The husband and wife team of Ruben G. Gur, PhD, and Raquel E. Gur, MD, PhD, was awarded the Lieber Prize for Outstanding Achievement in Schizophrenia Research. Findings from their studies indicate that the physiological cascade in schizophrenia occurs before birth. The Gurs are looking for biomarkers that can capture vulnerability for schizophrenia by studying various aspects of the cascade.

Drs Nestler and Judd are the 2009 recipients of the Falcone Prize for Outstanding Achievement in Mood Disorders Research. Eric J. Nestler, MD, PhD, at the Brain Institute at the Mount Sinai School of Medicine, uses animal models in his research at the molecular level to show how genes and environment interact to cause depression. Both genetic and biological factors play a role in the development of depression, but the level of risk for depression depends on a person’s lack of resilience. The findings from Dr Nestler’s studies suggest that the mechanisms of resilience and antidepressant action overlap, which can provide the means for novel treatments and diagnostic tests.

 

Lewis L. Judd, MD, PhD, chair of the department of psychiatry at the University of California, San Diego, has dedicated many years to the study of bipolar disorder. Long thought to be a series of acute, isolated periods, there has now been a paradigm shift in understanding bipolar disorder. As a result of Dr Judd’s research, bipolar disorder is now recognized to be a lifelong disorder that needs to be treated like any other chronic illness. The course of symptoms can change in severity and may be interspersed with periods of apparent normality, although subsyndromal symptoms are often present. For a better future course, patients need to be treated until they are symptom-free-asymptomatic recovery is better than residual treatment recovery. For optimal outcomes, Dr Judd recommends educating the patient, family, and others; ongoing clinical care; treating depression symptoms as rigorously as manic symptoms; treating to remission; and maintenance treatment to keep patients as symptom-free as possible throughout their lifetime.

The Sidney R. Baer Jr. Prize was presented to a “young investigator,” Daniel H. Wolf, MD, PhD, of the University of Pennsylvania for his work on the social, emotional, and cognitive deficits in persons with schizophrenia.
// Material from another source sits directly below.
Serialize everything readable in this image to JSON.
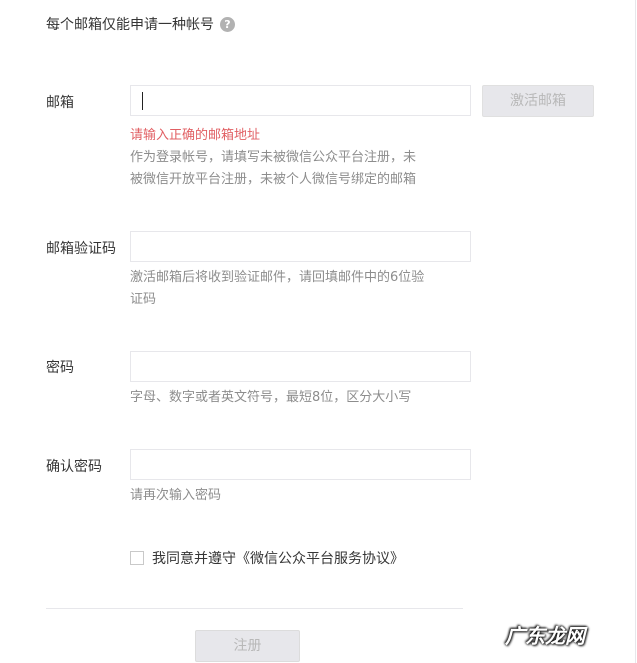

In his work, Dr Wolf combines pharmacological challenges and functional magnetic resonance neuroimaging with detailed clinical and behavioral assessments to relate specific negative symptoms of schizophrenia to dysfunction in specific emotion-processing circuits in the brain. His findings may translate into the development of better methods for assessing novel therapeutic interventions.

Thanks to worldwide donors, NARSAD is able to provide grants to young as well as established researchers for work that will someday provide the means for a cure or even prevent these sometimes devastating disorders.

The NARSAD Young Investigator Award Programs provide research support to young scientists doing neuropsychiatric research. Awards of up to $30,000 per year, for up to 2 years, are granted to promising investigators to either extend a research fellowship or to begin independent research.

The Independent Investigator Award provides ongoing support to mid-level investigators, such as associate professors, who have successfully established independent re-search programs but not yet achieved sustained funding. Recipients receive a 2-year grant totaling $50,000 per year.

The Distinguished Investigator Award is a dedicated program to fund senior scientists, typically full professors, who are on the threshold of a breakthrough or wish to pursue a novel research idea. Recipients receive 1-year grants of $100,000.

References:

For more information or to apply for a grant, go to

http://www.narsad.org

.